The Rodale Institute maintains its long-standing leadership in composting with a multifaceted portfolio of compost-related programs addressing issues from compost production through compost use. The Rodale Institute researches and promotes composting to help people improve our soils, grow healthier crops, conserve resources, increase efficiency and protect our environment. Partners continue to be very important to our composting programs. Two prominent partners that cooperate on many aspects of the programs are the United States Department of Agriculture and the Pennsylvania State University.
Compost Utilization Trials
Previous research that we conducted on compost pointed out both potential benefits and problems with using compost for field crop production, and raised many unanswered questions.
Therefore, we initiated in 1991 a long term field trial comparing multiple composts to each other as well as to more conventional fertility systems.
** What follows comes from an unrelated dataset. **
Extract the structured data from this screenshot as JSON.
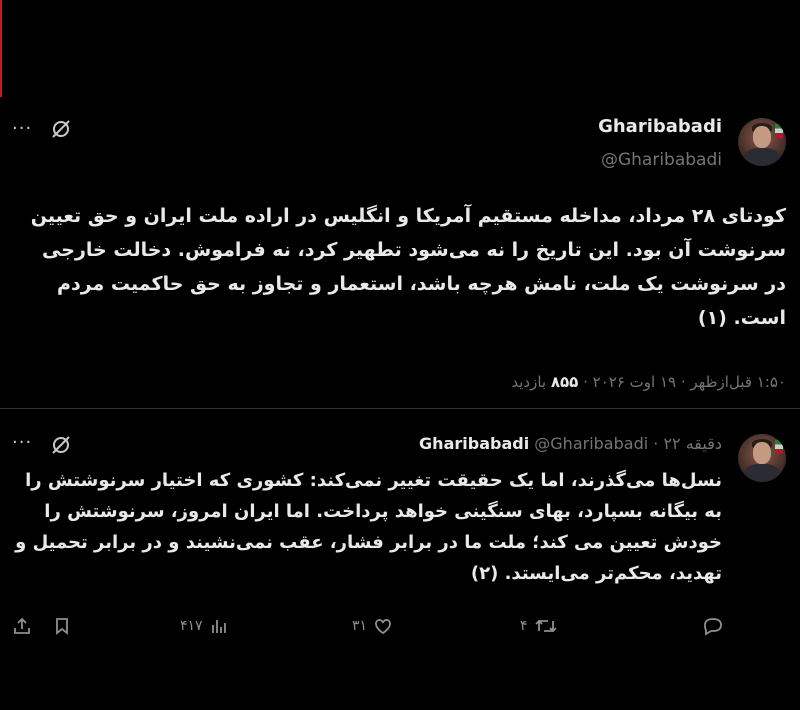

We are monitoring crop nutrient uptake, nutrient movement through the soil, crop yield, food quality and other potential compost effects on soil and crop health through three-year rotations of corn, small grains and vegetables.
On-Farm Compost Production
The compost production component occurs both at our research center and in conjunction with cooperating regional farmers.
At our Research Center, we are upgrading our compost production site to be able to increase our research and education capacity while maintaining a high level of environmental protection. Our enhanced research capability will enable us to have replicated piles, develop compost recipes, test new compostable materials in controlled, field-scale situations, and measure potential environmental impacts.
We also work with regional farmers to do on-farm research on many different aspects of composting. This includes testing alternative composting technologies, demonstrating the benefits of working with local municipalities, analyzing the cost of compost production, and testing compost utilization, especially to try to understand the nitrogen mineralization rate of compost.
The two primary areas of focus in this area are:
- How does composting compare to other systems as a manure management alternative?
Four case studies of farms that compost manure were conducted to document pros and cons associated with this type of manure management. Results from the studies will be publish in the summer of 1995.
we are working with agricultural economics professors at Penn State to develop a marketing manual for farmers to make producing and selling compost more profitable.
- How can we help improve the market for farm-generated compost?
While field days and publications will continue to be important methods of educating various audiences, a major new initiative is currently in the planning stage: The
Rodale School of Practical Composting. Offering week-long courses on a variety of topics, from production through use, the courses will feature a balance of classroom and hand-on learning. Classes will be geared toward farmers, nursery growers, greenhouse operators, landscape managers and others interested in composting organic residuals. We aim to hold the first course in the Spring of 1996 at the Research Center.
Advocacy and Outreach
Partners also play an important role in promoting the appropriate role of composting and use of compost. These groups include the Composting Council, the newly formed Pennsylvania Composting Association, and the Compost Working Group of the Pennsylvania Department of Environmental Resources. We are working with the latter group to add a composting supplement to the state's Manure Management Manual, to develop a general permit for commercial scale farm composters, and to add composting as a "best management practice" to the Chesapeake Bay Program.
We also work closely with Penn State Cooperative Extension to conduct a variety of educational programs on Agricultural Composting, including updating our Directory of On-Farm Composters in and near Pennsylvania.
Rodale has always been a source of information for the homeowner and small-scale property manager. Backyard composting techniques are demonstrated in the one acre Demonstration Organic Garden at our Research Center. Composting and gardening techniques are covered in our weekly workshop series and at Gardenfest!, attended by thousands of people every August. Demonstrations, presentations and publications all reinforce the message: "yard trimmings and food scraps are a resource -- reduce, reuse and recycle these organic materials and help build healthier soils.
cary oshins: agricultural and community composting
carolyn reider: compost utilization trials
cyane gresham: backyard composting and home organics management
support for these projects have been received from:
the w. k. kellogg foundation, the rockefeller brothers fund, the pew charitable trusts, and the usda's cooperative states research service, extension service, and alternative ag reserach and commercialization center